I hope you love those too, because this film is one of them. This is also the kind of film where a bunch of little Asian chicks in black leather show up, beats the crap out of everybody and saves the day! In other words, were in the shallow end of the pool here.
The cover has this pegged as an ensemble piece with equal contributions from the three lead players, but Kelly Chens cute face and Ekin Chengs charm are no match for Tony Leung, who owns every inch of this film. This guy is fantastic. From the early days of Hard Boiled and Bullet In the Head, to the more recent Infernal Affairs, Leung has proven that he indeed is a force to be reckoned with. Hes equally fascinating, whether he plays comedy or drama, and he throws himself into the part of Lin with unmitigated glee, obviously relishing the opportunity to play something light. He also gets to do the big actionscenes, the high point being a chase on skateboards, which continues on a car transport truck.
The director behind Tokyo Raiders is Jingle Ma. Having served as director of photography for a number of years, he turned his attention to directing, with the action movie Hot War. Later came his finest hour, the fantastic Goodbye Mr. Cool.

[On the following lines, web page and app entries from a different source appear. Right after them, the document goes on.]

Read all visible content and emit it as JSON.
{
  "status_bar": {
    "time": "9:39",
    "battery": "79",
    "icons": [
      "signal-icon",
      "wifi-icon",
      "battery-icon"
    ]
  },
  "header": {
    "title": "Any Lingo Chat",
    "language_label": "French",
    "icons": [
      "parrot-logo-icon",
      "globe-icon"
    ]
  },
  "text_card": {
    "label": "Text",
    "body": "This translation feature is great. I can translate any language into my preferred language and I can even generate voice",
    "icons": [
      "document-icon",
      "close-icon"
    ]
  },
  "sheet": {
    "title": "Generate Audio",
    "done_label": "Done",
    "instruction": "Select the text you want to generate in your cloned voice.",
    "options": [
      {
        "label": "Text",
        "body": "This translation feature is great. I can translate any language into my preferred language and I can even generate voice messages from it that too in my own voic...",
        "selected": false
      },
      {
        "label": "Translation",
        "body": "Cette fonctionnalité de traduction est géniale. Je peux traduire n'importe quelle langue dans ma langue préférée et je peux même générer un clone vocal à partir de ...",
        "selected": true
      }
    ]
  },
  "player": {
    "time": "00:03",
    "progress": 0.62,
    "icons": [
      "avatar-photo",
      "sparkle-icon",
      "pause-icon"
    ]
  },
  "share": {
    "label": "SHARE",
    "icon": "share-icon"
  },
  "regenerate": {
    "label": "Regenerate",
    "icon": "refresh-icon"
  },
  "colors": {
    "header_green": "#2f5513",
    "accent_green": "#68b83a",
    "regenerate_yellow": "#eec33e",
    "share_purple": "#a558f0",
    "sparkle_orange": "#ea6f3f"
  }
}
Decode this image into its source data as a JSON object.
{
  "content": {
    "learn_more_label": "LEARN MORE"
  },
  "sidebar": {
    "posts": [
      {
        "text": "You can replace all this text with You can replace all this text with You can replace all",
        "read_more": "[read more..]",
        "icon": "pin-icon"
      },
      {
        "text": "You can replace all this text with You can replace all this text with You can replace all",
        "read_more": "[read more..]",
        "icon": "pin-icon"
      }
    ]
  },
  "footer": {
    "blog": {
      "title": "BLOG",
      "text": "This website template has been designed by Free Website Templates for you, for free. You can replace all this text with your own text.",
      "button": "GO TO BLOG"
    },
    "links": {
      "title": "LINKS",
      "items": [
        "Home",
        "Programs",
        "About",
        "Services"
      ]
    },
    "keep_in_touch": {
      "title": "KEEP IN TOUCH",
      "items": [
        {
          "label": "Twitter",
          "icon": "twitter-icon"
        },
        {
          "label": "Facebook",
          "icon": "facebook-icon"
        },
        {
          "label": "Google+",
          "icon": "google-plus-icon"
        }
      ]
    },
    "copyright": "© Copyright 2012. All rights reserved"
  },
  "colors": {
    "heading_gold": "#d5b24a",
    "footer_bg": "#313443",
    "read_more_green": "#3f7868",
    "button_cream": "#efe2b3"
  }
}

Ma keeps his camera light on its feet, with plenty of handheld loose shots. He zooms in and out, and cuts quickly between the various angles, giving the whole film af breezy elegant look that suits the story well. Throw in a catchy score, comprised of fresh latino inspired rhythms, and a cool cameo from Cecilia Cheung, and youve got an irresistible mix that should suit the seasoned Hong Kong film fan as well as newcomers to the genre. Okay, so Tokyo Raiders may have faded a tad in the last couple of years, but its still got the sparkle in the eye and a spring in its steps that money just cant buy. For that reason alone its worth the price of admission.
It remains to be seen how Tony Leung's character will hold up in the upcoming sequel, but the cards are certainly in his favor. This time around hes getting help from a certain little Ms. Thang called Shu Qi.